‘23 Vintage Q&A with Alexana Winemaker, Tresider Burns

Produced in partnership with Travel Dundee

We sat down with Tres Burns, who just celebrated his first anniversary as the winemaker at Alexana Winery for an update on the 2023 growing season. 

Hi Tres! Can you tell us what’s happening in the vineyards right now?

This year has been so cold and wet, which led to a very late bud break around April 30th or May 1, which is even later than what it was last year. But once the bud break happened, everything started cranking. 

All the rainfall this spring filled the fuel tank, and then we lit a match with all this sun and the growth has just been explosive. Even though bud break was behind where we were last year, our shoots on the first day of June this year were much higher than in mid-June last year. 

Speaking of last year, let’s backtrack for a second. How are you feeling about the ’22 vintages?

Last year’s vintage was an interesting one. I started in May right as we were surveying the frost damage, but we bounced back well, thanks largely to the hottest October we have on record. Even hard years can result in good things, and that’s what we’re seeing with the ’22 vintage. We just finished our first Pinot Noir technical tasting and it was great. I’m very excited for how this vintage will continue to develop.

What are you looking forward to next in the vineyard?

The inflorescences are looking great and I think bloom will be on us at any moment. A late bud break means you have a late bloom, and that usually means sunny weather and great fruitfulness because we won’t have to fight the rain. The weather forecast is so rosy.

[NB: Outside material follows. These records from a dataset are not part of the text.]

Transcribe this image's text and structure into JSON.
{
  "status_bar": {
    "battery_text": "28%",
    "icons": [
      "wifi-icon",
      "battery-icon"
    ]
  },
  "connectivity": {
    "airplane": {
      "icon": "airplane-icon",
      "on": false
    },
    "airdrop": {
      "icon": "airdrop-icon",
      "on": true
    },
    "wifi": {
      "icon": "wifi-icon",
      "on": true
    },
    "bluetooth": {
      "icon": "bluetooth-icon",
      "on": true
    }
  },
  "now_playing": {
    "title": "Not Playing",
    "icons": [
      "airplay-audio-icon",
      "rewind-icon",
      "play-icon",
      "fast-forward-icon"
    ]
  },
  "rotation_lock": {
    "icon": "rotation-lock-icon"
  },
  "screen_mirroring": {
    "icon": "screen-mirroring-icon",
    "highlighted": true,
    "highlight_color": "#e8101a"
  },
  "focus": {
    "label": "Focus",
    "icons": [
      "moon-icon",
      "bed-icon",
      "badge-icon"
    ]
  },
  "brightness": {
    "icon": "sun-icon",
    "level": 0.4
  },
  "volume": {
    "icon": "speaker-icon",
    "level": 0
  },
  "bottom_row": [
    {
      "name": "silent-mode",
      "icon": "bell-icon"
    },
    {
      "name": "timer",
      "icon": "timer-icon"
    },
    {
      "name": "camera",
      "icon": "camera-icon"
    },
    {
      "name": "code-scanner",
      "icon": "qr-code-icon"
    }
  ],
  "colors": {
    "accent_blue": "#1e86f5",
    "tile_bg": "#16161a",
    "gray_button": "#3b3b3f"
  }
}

With a late bud-break but warmer-than-average weather the past month, are you willing to wager a guess on a harvest timeline? 

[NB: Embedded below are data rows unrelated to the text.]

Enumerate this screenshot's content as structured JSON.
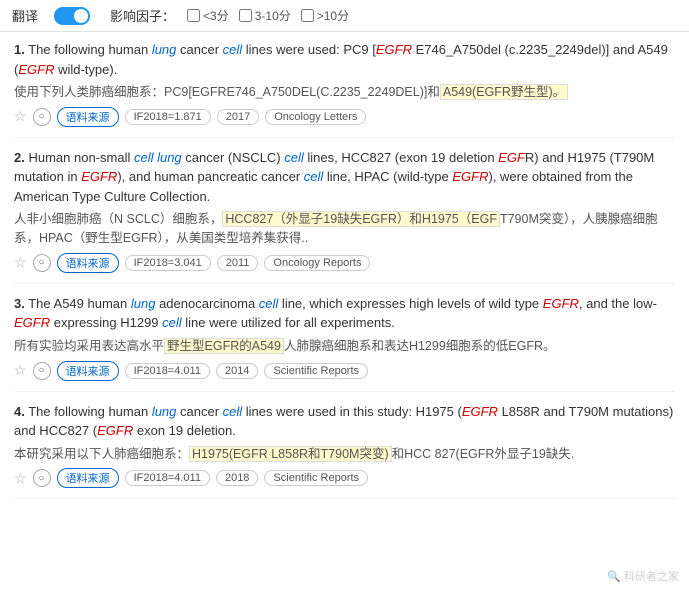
{
  "topbar": {
    "toggle_label": "翻译",
    "filter_label": "影响因子：",
    "filters": [
      {
        "id": "f1",
        "label": "<3分"
      },
      {
        "id": "f2",
        "label": "3-10分"
      },
      {
        "id": "f3",
        "label": ">10分"
      }
    ]
  },
  "results": [
    {
      "number": "1.",
      "en_parts": [
        {
          "text": "The following human ",
          "type": "normal"
        },
        {
          "text": "lung",
          "type": "italic-blue"
        },
        {
          "text": " cancer ",
          "type": "normal"
        },
        {
          "text": "cell",
          "type": "italic-blue"
        },
        {
          "text": " lines were used: PC9 [",
          "type": "normal"
        },
        {
          "text": "EGFR",
          "type": "italic-red"
        },
        {
          "text": " E746_A750del (c.2235_2249del)] and A549 (",
          "type": "normal"
        },
        {
          "text": "EGFR",
          "type": "italic-red"
        },
        {
          "text": " wild-type).",
          "type": "normal"
        }
      ],
      "cn_text": "使用下列人类肺癌细胞系：PC9[EGFRE746_A750DEL(C.2235_2249DEL)]和",
      "cn_highlight": "A549(EGFR野生型)。",
      "meta": {
        "if_value": "IF2018=1.871",
        "year": "2017",
        "journal": "Oncology Letters"
      }
    },
    {
      "number": "2.",
      "en_parts": [
        {
          "text": "Human non-small ",
          "type": "normal"
        },
        {
          "text": "cell lung",
          "type": "italic-blue"
        },
        {
          "text": " cancer (NSCLC) ",
          "type": "normal"
        },
        {
          "text": "cell",
          "type": "italic-blue"
        },
        {
          "text": " lines, HCC827 (exon 19 deletion ",
          "type": "normal"
        },
        {
          "text": "EGF",
          "type": "italic-red"
        },
        {
          "text": "R) and H1975 (T790M mutation in ",
          "type": "normal"
        },
        {
          "text": "EGFR",
          "type": "italic-red"
        },
        {
          "text": "), and human pancreatic cancer ",
          "type": "normal"
        },
        {
          "text": "cell",
          "type": "italic-blue"
        },
        {
          "text": " line, HPAC (wild-type ",
          "type": "normal"
        },
        {
          "text": "EGFR",
          "type": "italic-red"
        },
        {
          "text": "), were obtained from the American Type Culture Collection.",
          "type": "normal"
        }
      ],
      "cn_before": "人非小细胞肺癌（N SCLC）细胞系，",
      "cn_highlight1": "HCC827（外显子19缺失EGFR）和H1975（EGF",
      "cn_after1": "T790M突变），人胰腺癌细胞系，HPAC（野生型EGFR），从美国类型培养集获得..",
      "meta": {
        "if_value": "IF2018=3.041",
        "year": "2011",
        "journal": "Oncology Reports"
      }
    },
    {
      "number": "3.",
      "en_parts": [
        {
          "text": "The A549 human ",
          "type": "normal"
        },
        {
          "text": "lung",
          "type": "italic-blue"
        },
        {
          "text": " adenocarcinoma ",
          "type": "normal"
        },
        {
          "text": "cell",
          "type": "italic-blue"
        },
        {
          "text": " line, which expresses high levels of wild type ",
          "type": "normal"
        },
        {
          "text": "EGFR",
          "type": "italic-red"
        },
        {
          "text": ", and the low-",
          "type": "normal"
        },
        {
          "text": "EGFR",
          "type": "italic-red"
        },
        {
          "text": " expressing H1299 ",
          "type": "normal"
        },
        {
          "text": "cell",
          "type": "italic-blue"
        },
        {
          "text": " line were utilized for all experiments.",
          "type": "normal"
        }
      ],
      "cn_before": "所有实验均采用表达高水平",
      "cn_highlight": "野生型EGFR的A549",
      "cn_after": "人肺腺癌细胞系和表达H1299细胞系的低EGFR。",
      "meta": {
        "if_value": "IF2018=4.011",
        "year": "2014",
        "journal": "Scientific Reports"
      }
    },
    {
      "number": "4.",
      "en_parts": [
        {
          "text": "The following human ",
          "type": "normal"
        },
        {
          "text": "lung",
          "type": "italic-blue"
        },
        {
          "text": " cancer ",
          "type": "normal"
        },
        {
          "text": "cell",
          "type": "italic-blue"
        },
        {
          "text": " lines were used in this study: H1975 (",
          "type": "normal"
        },
        {
          "text": "EGFR",
          "type": "italic-red"
        },
        {
          "text": " L858R and T790M mutations) and HCC827 (",
          "type": "normal"
        },
        {
          "text": "EGFR",
          "type": "italic-red"
        },
        {
          "text": " exon 19 deletion.",
          "type": "normal"
        }
      ],
      "cn_before": "本研究采用以下人肺癌细胞系：",
      "cn_highlight": "H1975(EGFR L858R和T790M突变)",
      "cn_after": "和HCC 827(EGFR外显子19缺失.",
      "meta": {
        "if_value": "IF2018=4.011",
        "year": "2018",
        "journal": "Scientific Reports"
      }
    }
  ],
  "labels": {
    "source": "语料来源",
    "watermark": "科研者之家"
  }
}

We assumed the late bud break would also mean a late harvest, but suddenly those days are creeping backward. With a May 1 bud break, you’d typically assume early October or end of September for harvest, but now we’re looking at a mid-September target. These vines are sometimes growing up to two and half inches a day. 

We’re all thankful the cold spring didn’t bring another late frost, but is there anything else you’re watching closely in the vineyard right now? 

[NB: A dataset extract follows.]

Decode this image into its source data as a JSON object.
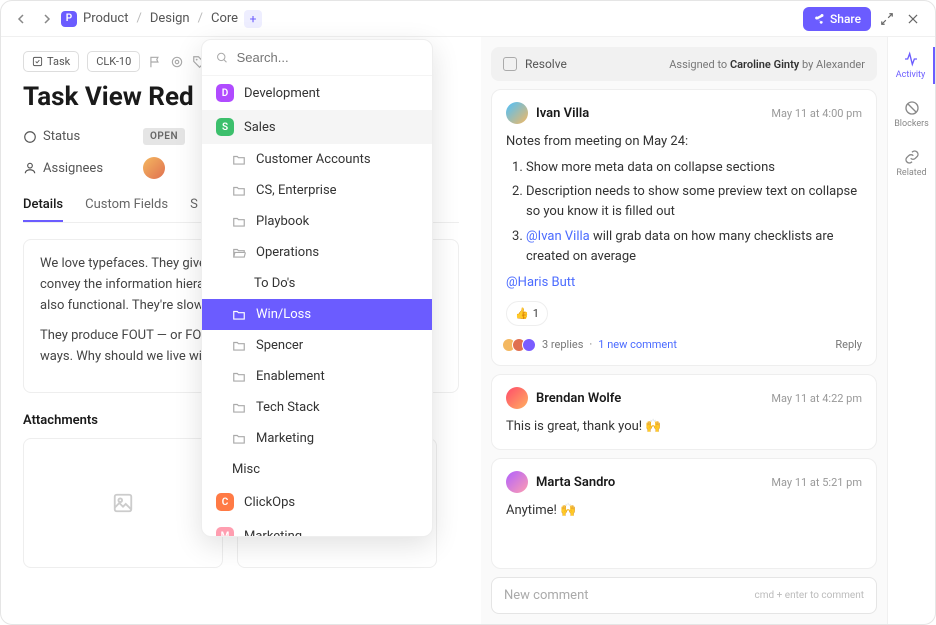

We do have to be cautious from a vineyard management perspective because all this new growth is so susceptible to powdery mildew because it hasn’t been exposed to a sulfur application. This is something we learned last year, and this year we are much more prepared. 

But overall we’re excited for fruit quality and great weather and hopefully an excellent vintage with no big surprises!

Search Our Site